> _What is needed_
Once the pictures are set aside, reproduce the remaining data exactly.

↓

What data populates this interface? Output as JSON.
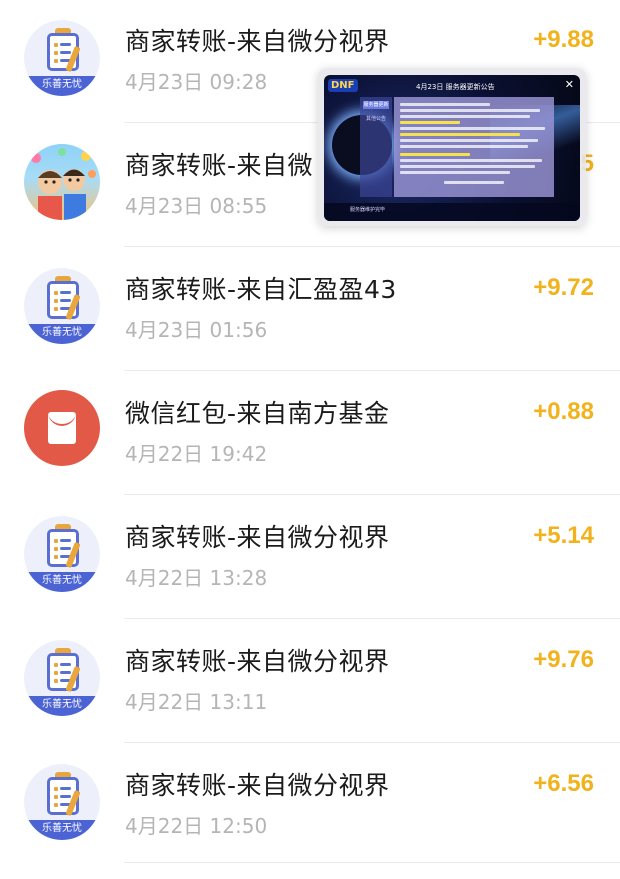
{
  "transactions": [
    {
      "title": "商家转账-来自微分视界",
      "time": "4月23日 09:28",
      "amount": "+9.88",
      "avatar": "merchant-clipboard",
      "avatar_text": "乐善无忧"
    },
    {
      "title": "商家转账-来自微",
      "time": "4月23日 08:55",
      "amount": "5",
      "avatar": "cartoon-kids"
    },
    {
      "title": "商家转账-来自汇盈盈43",
      "time": "4月23日 01:56",
      "amount": "+9.72",
      "avatar": "merchant-clipboard",
      "avatar_text": "乐善无忧"
    },
    {
      "title": "微信红包-来自南方基金",
      "time": "4月22日 19:42",
      "amount": "+0.88",
      "avatar": "red-packet"
    },
    {
      "title": "商家转账-来自微分视界",
      "time": "4月22日 13:28",
      "amount": "+5.14",
      "avatar": "merchant-clipboard",
      "avatar_text": "乐善无忧"
    },
    {
      "title": "商家转账-来自微分视界",
      "time": "4月22日 13:11",
      "amount": "+9.76",
      "avatar": "merchant-clipboard",
      "avatar_text": "乐善无忧"
    },
    {
      "title": "商家转账-来自微分视界",
      "time": "4月22日 12:50",
      "amount": "+6.56",
      "avatar": "merchant-clipboard",
      "avatar_text": "乐善无忧"
    }
  ],
  "overlay": {
    "logo": "DNF",
    "title": "4月23日 服务器更新公告",
    "close_glyph": "✕",
    "tab_active": "服务器更新",
    "tab_other": "其他公告",
    "footer": "服务器维护完毕"
  },
  "colors": {
    "amount": "#f2b21c",
    "merchant_ribbon": "#4b63d3",
    "red_packet": "#e25a47"
  }
}
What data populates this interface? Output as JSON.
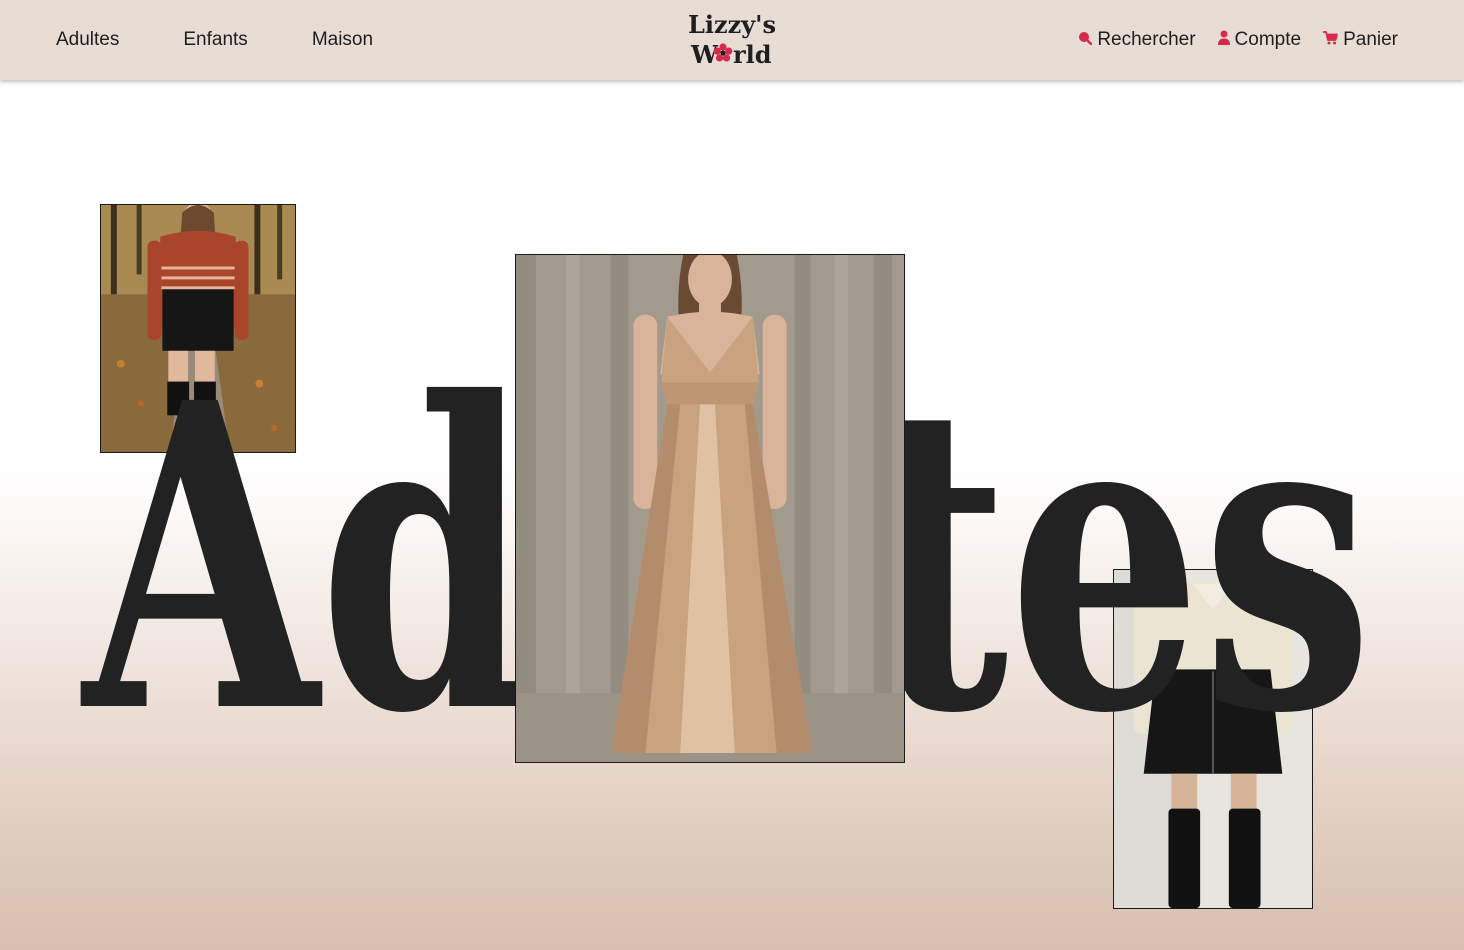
{
  "header": {
    "nav_left": [
      "Adultes",
      "Enfants",
      "Maison"
    ],
    "logo": {
      "line1": "Lizzy's",
      "line2_a": "W",
      "line2_b": "rld"
    },
    "nav_right": {
      "search_label": "Rechercher",
      "account_label": "Compte",
      "cart_label": "Panier"
    }
  },
  "hero": {
    "title": "Adultes"
  },
  "colors": {
    "accent": "#d6294b",
    "header_bg": "#e8ddd4",
    "text_dark": "#222222"
  },
  "icons": [
    "search-icon",
    "user-icon",
    "cart-icon",
    "flower-icon"
  ]
}
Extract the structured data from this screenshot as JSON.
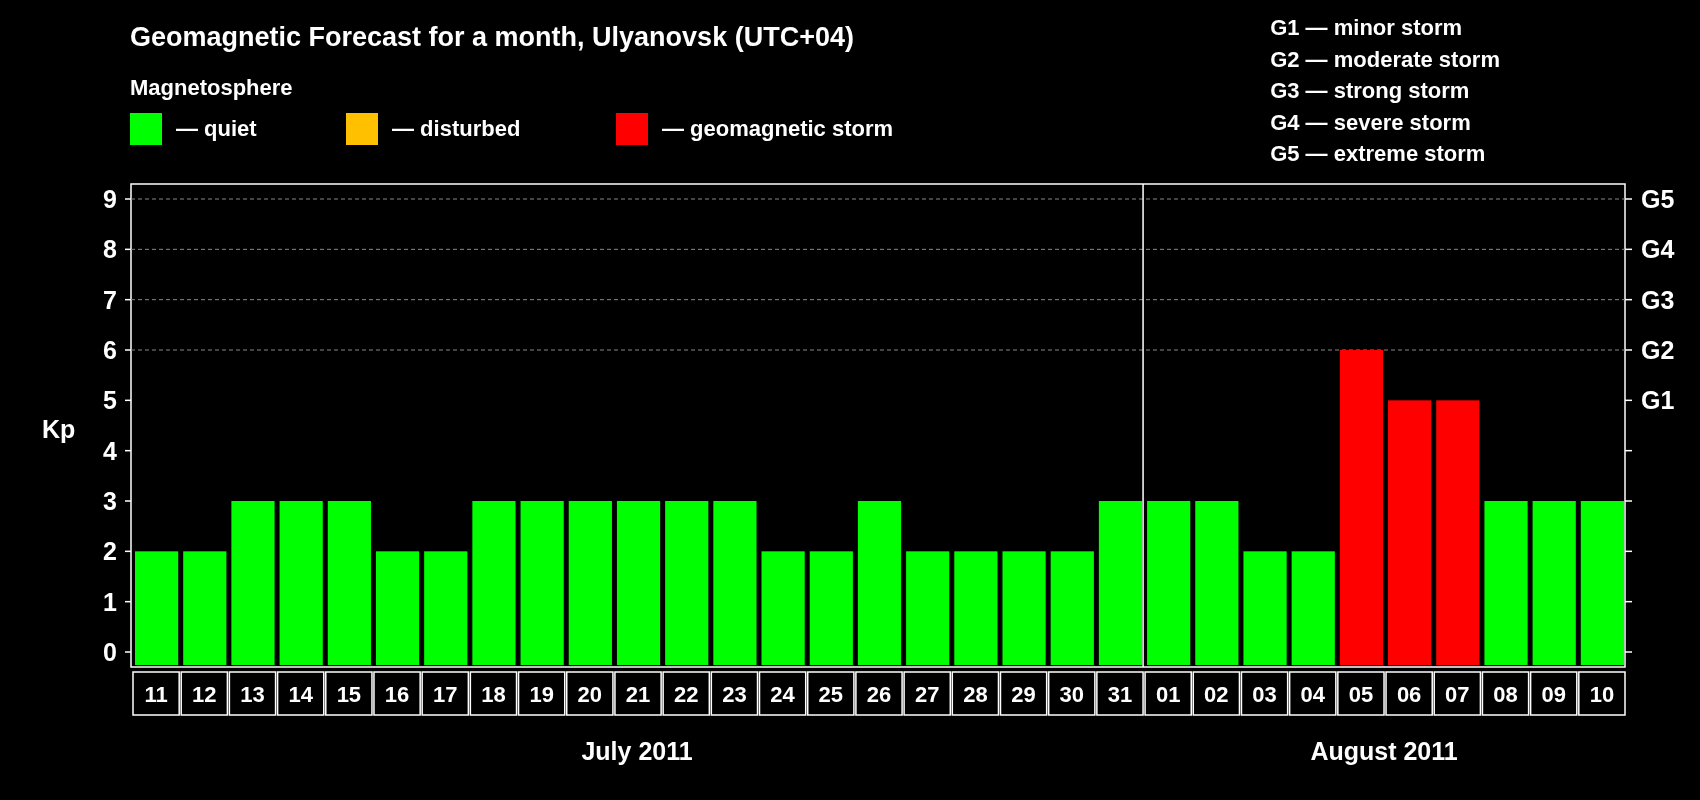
{
  "title": "Geomagnetic Forecast for a month, Ulyanovsk (UTC+04)",
  "legend_heading": "Magnetosphere",
  "legend": [
    {
      "label": "— quiet",
      "color": "#00ff00"
    },
    {
      "label": "— disturbed",
      "color": "#ffc000"
    },
    {
      "label": "— geomagnetic storm",
      "color": "#ff0000"
    }
  ],
  "g_scale": [
    "G1 — minor storm",
    "G2 — moderate storm",
    "G3 — strong storm",
    "G4 — severe storm",
    "G5 — extreme storm"
  ],
  "chart_data": {
    "type": "bar",
    "ylabel": "Kp",
    "categories": [
      "11",
      "12",
      "13",
      "14",
      "15",
      "16",
      "17",
      "18",
      "19",
      "20",
      "21",
      "22",
      "23",
      "24",
      "25",
      "26",
      "27",
      "28",
      "29",
      "30",
      "31",
      "01",
      "02",
      "03",
      "04",
      "05",
      "06",
      "07",
      "08",
      "09",
      "10"
    ],
    "values": [
      2,
      2,
      3,
      3,
      3,
      2,
      2,
      3,
      3,
      3,
      3,
      3,
      3,
      2,
      2,
      3,
      2,
      2,
      2,
      2,
      3,
      3,
      3,
      2,
      2,
      6,
      5,
      5,
      3,
      3,
      3
    ],
    "ylim": [
      0,
      9
    ],
    "yticks": [
      0,
      1,
      2,
      3,
      4,
      5,
      6,
      7,
      8,
      9
    ],
    "grid": true,
    "ref_lines": [
      {
        "axis": "x",
        "value": "01"
      }
    ],
    "annotations": [
      "July 2011",
      "August 2011"
    ]
  },
  "storm_levels": [
    "G5",
    "G4",
    "G3",
    "G2",
    "G1"
  ]
}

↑

> _Solution for this problem_
What data populates this interface? Output as JSON.
{
  "transactions": [
    {
      "title": "商家转账-来自微分视界",
      "time": "4月23日 09:28",
      "amount": "+9.88",
      "avatar": "merchant-clipboard",
      "avatar_text": "乐善无忧"
    },
    {
      "title": "商家转账-来自微",
      "time": "4月23日 08:55",
      "amount": "5",
      "avatar": "cartoon-kids"
    },
    {
      "title": "商家转账-来自汇盈盈43",
      "time": "4月23日 01:56",
      "amount": "+9.72",
      "avatar": "merchant-clipboard",
      "avatar_text": "乐善无忧"
    },
    {
      "title": "微信红包-来自南方基金",
      "time": "4月22日 19:42",
      "amount": "+0.88",
      "avatar": "red-packet"
    },
    {
      "title": "商家转账-来自微分视界",
      "time": "4月22日 13:28",
      "amount": "+5.14",
      "avatar": "merchant-clipboard",
      "avatar_text": "乐善无忧"
    },
    {
      "title": "商家转账-来自微分视界",
      "time": "4月22日 13:11",
      "amount": "+9.76",
      "avatar": "merchant-clipboard",
      "avatar_text": "乐善无忧"
    },
    {
      "title": "商家转账-来自微分视界",
      "time": "4月22日 12:50",
      "amount": "+6.56",
      "avatar": "merchant-clipboard",
      "avatar_text": "乐善无忧"
    }
  ],
  "overlay": {
    "logo": "DNF",
    "title": "4月23日 服务器更新公告",
    "close_glyph": "✕",
    "tab_active": "服务器更新",
    "tab_other": "其他公告",
    "footer": "服务器维护完毕"
  },
  "colors": {
    "amount": "#f2b21c",
    "merchant_ribbon": "#4b63d3",
    "red_packet": "#e25a47"
  }
}
What data populates this interface? Output as JSON.
{
  "header": {
    "nav_left": [
      "Adultes",
      "Enfants",
      "Maison"
    ],
    "logo": {
      "line1": "Lizzy's",
      "line2_a": "W",
      "line2_b": "rld"
    },
    "nav_right": {
      "search_label": "Rechercher",
      "account_label": "Compte",
      "cart_label": "Panier"
    }
  },
  "hero": {
    "title": "Adultes"
  },
  "colors": {
    "accent": "#d6294b",
    "header_bg": "#e8ddd4",
    "text_dark": "#222222"
  },
  "icons": [
    "search-icon",
    "user-icon",
    "cart-icon",
    "flower-icon"
  ]
}
Extract the structured data from this screenshot as JSON.
{
  "title": "Geomagnetic Forecast for a month, Ulyanovsk (UTC+04)",
  "legend_heading": "Magnetosphere",
  "legend": [
    {
      "label": "— quiet",
      "color": "#00ff00"
    },
    {
      "label": "— disturbed",
      "color": "#ffc000"
    },
    {
      "label": "— geomagnetic storm",
      "color": "#ff0000"
    }
  ],
  "g_scale": [
    "G1 — minor storm",
    "G2 — moderate storm",
    "G3 — strong storm",
    "G4 — severe storm",
    "G5 — extreme storm"
  ],
  "chart_data": {
    "type": "bar",
    "ylabel": "Kp",
    "categories": [
      "11",
      "12",
      "13",
      "14",
      "15",
      "16",
      "17",
      "18",
      "19",
      "20",
      "21",
      "22",
      "23",
      "24",
      "25",
      "26",
      "27",
      "28",
      "29",
      "30",
      "31",
      "01",
      "02",
      "03",
      "04",
      "05",
      "06",
      "07",
      "08",
      "09",
      "10"
    ],
    "values": [
      2,
      2,
      3,
      3,
      3,
      2,
      2,
      3,
      3,
      3,
      3,
      3,
      3,
      2,
      2,
      3,
      2,
      2,
      2,
      2,
      3,
      3,
      3,
      2,
      2,
      6,
      5,
      5,
      3,
      3,
      3
    ],
    "ylim": [
      0,
      9
    ],
    "yticks": [
      0,
      1,
      2,
      3,
      4,
      5,
      6,
      7,
      8,
      9
    ],
    "grid": true,
    "ref_lines": [
      {
        "axis": "x",
        "value": "01"
      }
    ],
    "annotations": [
      "July 2011",
      "August 2011"
    ]
  },
  "storm_levels": [
    "G5",
    "G4",
    "G3",
    "G2",
    "G1"
  ]
}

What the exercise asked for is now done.